A word-for-word copy of the listing, free of images, is the expected answer.

________________________________________

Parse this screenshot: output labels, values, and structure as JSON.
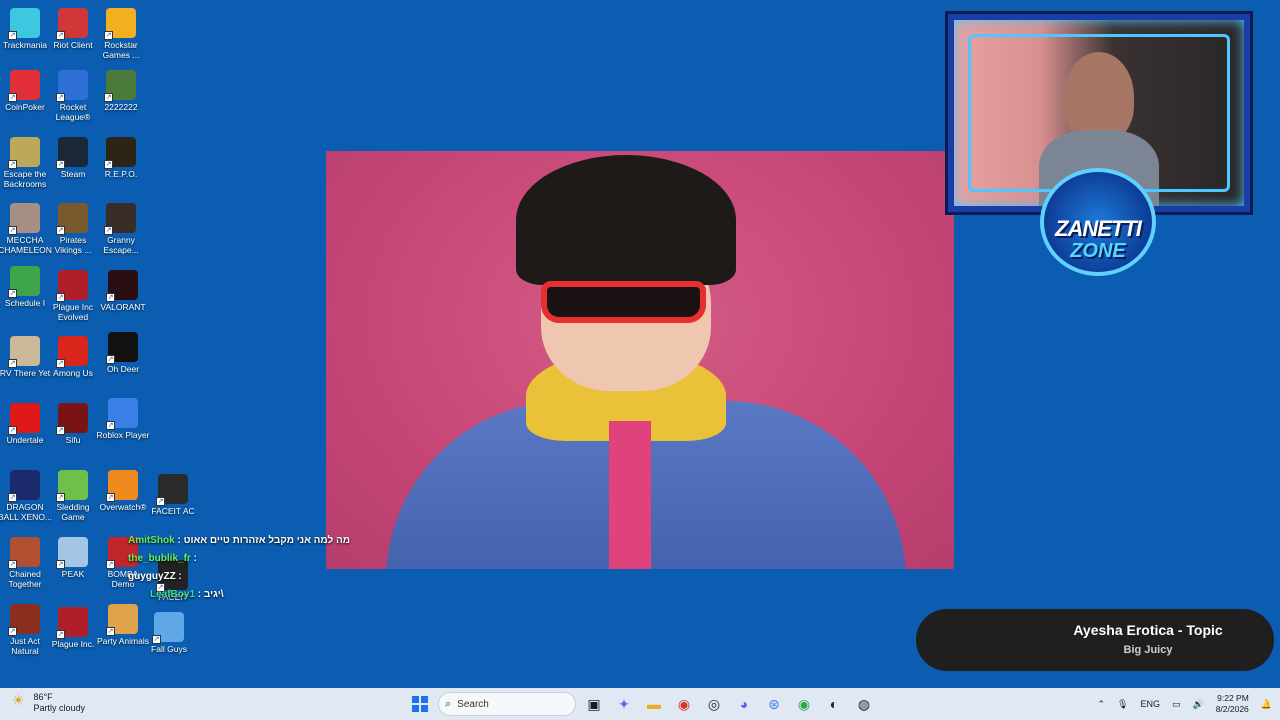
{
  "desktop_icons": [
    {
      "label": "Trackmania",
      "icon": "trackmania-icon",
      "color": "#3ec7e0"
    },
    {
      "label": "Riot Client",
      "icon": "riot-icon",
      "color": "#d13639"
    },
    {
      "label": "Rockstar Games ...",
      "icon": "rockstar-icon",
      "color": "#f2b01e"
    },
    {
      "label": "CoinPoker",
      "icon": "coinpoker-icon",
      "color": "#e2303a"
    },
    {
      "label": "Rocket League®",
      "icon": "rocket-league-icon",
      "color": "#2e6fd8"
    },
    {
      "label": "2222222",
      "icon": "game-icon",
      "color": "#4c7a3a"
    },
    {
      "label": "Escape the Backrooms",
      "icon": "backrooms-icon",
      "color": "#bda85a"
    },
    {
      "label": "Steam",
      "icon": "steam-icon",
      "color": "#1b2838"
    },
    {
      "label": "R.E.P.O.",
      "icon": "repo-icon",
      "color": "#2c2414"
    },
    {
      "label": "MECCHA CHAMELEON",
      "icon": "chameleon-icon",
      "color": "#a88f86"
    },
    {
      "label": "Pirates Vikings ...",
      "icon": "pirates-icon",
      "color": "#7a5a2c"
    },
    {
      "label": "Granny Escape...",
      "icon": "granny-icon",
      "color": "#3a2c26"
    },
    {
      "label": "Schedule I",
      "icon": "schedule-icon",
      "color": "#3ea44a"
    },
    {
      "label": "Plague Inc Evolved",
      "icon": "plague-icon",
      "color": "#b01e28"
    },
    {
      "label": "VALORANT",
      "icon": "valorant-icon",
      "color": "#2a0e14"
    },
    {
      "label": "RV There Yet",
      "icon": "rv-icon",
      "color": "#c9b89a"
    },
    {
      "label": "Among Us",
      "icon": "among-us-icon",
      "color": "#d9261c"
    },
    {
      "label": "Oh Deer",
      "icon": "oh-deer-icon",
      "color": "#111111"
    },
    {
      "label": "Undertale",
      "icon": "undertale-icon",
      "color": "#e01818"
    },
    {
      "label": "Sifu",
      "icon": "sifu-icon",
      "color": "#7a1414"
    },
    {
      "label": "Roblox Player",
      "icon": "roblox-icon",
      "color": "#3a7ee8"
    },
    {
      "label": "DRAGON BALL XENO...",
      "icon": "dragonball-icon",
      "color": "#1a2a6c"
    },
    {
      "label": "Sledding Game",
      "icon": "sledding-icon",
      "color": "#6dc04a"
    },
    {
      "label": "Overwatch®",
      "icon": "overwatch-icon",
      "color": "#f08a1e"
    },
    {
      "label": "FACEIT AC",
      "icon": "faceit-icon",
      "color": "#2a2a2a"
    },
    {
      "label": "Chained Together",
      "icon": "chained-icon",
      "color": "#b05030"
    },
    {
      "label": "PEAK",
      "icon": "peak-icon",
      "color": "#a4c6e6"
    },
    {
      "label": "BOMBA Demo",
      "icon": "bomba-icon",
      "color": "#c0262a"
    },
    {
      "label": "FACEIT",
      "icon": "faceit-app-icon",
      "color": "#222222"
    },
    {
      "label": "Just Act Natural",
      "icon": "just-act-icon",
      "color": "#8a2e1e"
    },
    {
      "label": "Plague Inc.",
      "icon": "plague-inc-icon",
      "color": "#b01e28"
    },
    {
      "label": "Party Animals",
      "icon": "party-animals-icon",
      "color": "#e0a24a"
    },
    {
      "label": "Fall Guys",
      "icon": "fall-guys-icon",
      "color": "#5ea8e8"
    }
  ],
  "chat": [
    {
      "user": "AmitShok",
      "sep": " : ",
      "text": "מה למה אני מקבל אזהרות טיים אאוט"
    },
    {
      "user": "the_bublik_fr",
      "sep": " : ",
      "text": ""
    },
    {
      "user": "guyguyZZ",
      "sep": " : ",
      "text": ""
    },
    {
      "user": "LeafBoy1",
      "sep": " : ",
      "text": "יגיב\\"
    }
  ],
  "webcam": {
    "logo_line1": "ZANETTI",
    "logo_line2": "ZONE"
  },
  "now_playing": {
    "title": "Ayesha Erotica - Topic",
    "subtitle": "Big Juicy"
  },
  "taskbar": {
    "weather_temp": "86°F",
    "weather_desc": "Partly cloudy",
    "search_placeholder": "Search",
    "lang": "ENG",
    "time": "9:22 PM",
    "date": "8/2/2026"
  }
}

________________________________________

#### [Response area]
Parse this screenshot: output labels, values, and structure as JSON.
{
  "desktop_icons": [
    {
      "label": "Trackmania",
      "icon": "trackmania-icon",
      "color": "#3ec7e0"
    },
    {
      "label": "Riot Client",
      "icon": "riot-icon",
      "color": "#d13639"
    },
    {
      "label": "Rockstar Games ...",
      "icon": "rockstar-icon",
      "color": "#f2b01e"
    },
    {
      "label": "CoinPoker",
      "icon": "coinpoker-icon",
      "color": "#e2303a"
    },
    {
      "label": "Rocket League®",
      "icon": "rocket-league-icon",
      "color": "#2e6fd8"
    },
    {
      "label": "2222222",
      "icon": "game-icon",
      "color": "#4c7a3a"
    },
    {
      "label": "Escape the Backrooms",
      "icon": "backrooms-icon",
      "color": "#bda85a"
    },
    {
      "label": "Steam",
      "icon": "steam-icon",
      "color": "#1b2838"
    },
    {
      "label": "R.E.P.O.",
      "icon": "repo-icon",
      "color": "#2c2414"
    },
    {
      "label": "MECCHA CHAMELEON",
      "icon": "chameleon-icon",
      "color": "#a88f86"
    },
    {
      "label": "Pirates Vikings ...",
      "icon": "pirates-icon",
      "color": "#7a5a2c"
    },
    {
      "label": "Granny Escape...",
      "icon": "granny-icon",
      "color": "#3a2c26"
    },
    {
      "label": "Schedule I",
      "icon": "schedule-icon",
      "color": "#3ea44a"
    },
    {
      "label": "Plague Inc Evolved",
      "icon": "plague-icon",
      "color": "#b01e28"
    },
    {
      "label": "VALORANT",
      "icon": "valorant-icon",
      "color": "#2a0e14"
    },
    {
      "label": "RV There Yet",
      "icon": "rv-icon",
      "color": "#c9b89a"
    },
    {
      "label": "Among Us",
      "icon": "among-us-icon",
      "color": "#d9261c"
    },
    {
      "label": "Oh Deer",
      "icon": "oh-deer-icon",
      "color": "#111111"
    },
    {
      "label": "Undertale",
      "icon": "undertale-icon",
      "color": "#e01818"
    },
    {
      "label": "Sifu",
      "icon": "sifu-icon",
      "color": "#7a1414"
    },
    {
      "label": "Roblox Player",
      "icon": "roblox-icon",
      "color": "#3a7ee8"
    },
    {
      "label": "DRAGON BALL XENO...",
      "icon": "dragonball-icon",
      "color": "#1a2a6c"
    },
    {
      "label": "Sledding Game",
      "icon": "sledding-icon",
      "color": "#6dc04a"
    },
    {
      "label": "Overwatch®",
      "icon": "overwatch-icon",
      "color": "#f08a1e"
    },
    {
      "label": "FACEIT AC",
      "icon": "faceit-icon",
      "color": "#2a2a2a"
    },
    {
      "label": "Chained Together",
      "icon": "chained-icon",
      "color": "#b05030"
    },
    {
      "label": "PEAK",
      "icon": "peak-icon",
      "color": "#a4c6e6"
    },
    {
      "label": "BOMBA Demo",
      "icon": "bomba-icon",
      "color": "#c0262a"
    },
    {
      "label": "FACEIT",
      "icon": "faceit-app-icon",
      "color": "#222222"
    },
    {
      "label": "Just Act Natural",
      "icon": "just-act-icon",
      "color": "#8a2e1e"
    },
    {
      "label": "Plague Inc.",
      "icon": "plague-inc-icon",
      "color": "#b01e28"
    },
    {
      "label": "Party Animals",
      "icon": "party-animals-icon",
      "color": "#e0a24a"
    },
    {
      "label": "Fall Guys",
      "icon": "fall-guys-icon",
      "color": "#5ea8e8"
    }
  ],
  "chat": [
    {
      "user": "AmitShok",
      "sep": " : ",
      "text": "מה למה אני מקבל אזהרות טיים אאוט"
    },
    {
      "user": "the_bublik_fr",
      "sep": " : ",
      "text": ""
    },
    {
      "user": "guyguyZZ",
      "sep": " : ",
      "text": ""
    },
    {
      "user": "LeafBoy1",
      "sep": " : ",
      "text": "יגיב\\"
    }
  ],
  "webcam": {
    "logo_line1": "ZANETTI",
    "logo_line2": "ZONE"
  },
  "now_playing": {
    "title": "Ayesha Erotica - Topic",
    "subtitle": "Big Juicy"
  },
  "taskbar": {
    "weather_temp": "86°F",
    "weather_desc": "Partly cloudy",
    "search_placeholder": "Search",
    "lang": "ENG",
    "time": "9:22 PM",
    "date": "8/2/2026"
  }
}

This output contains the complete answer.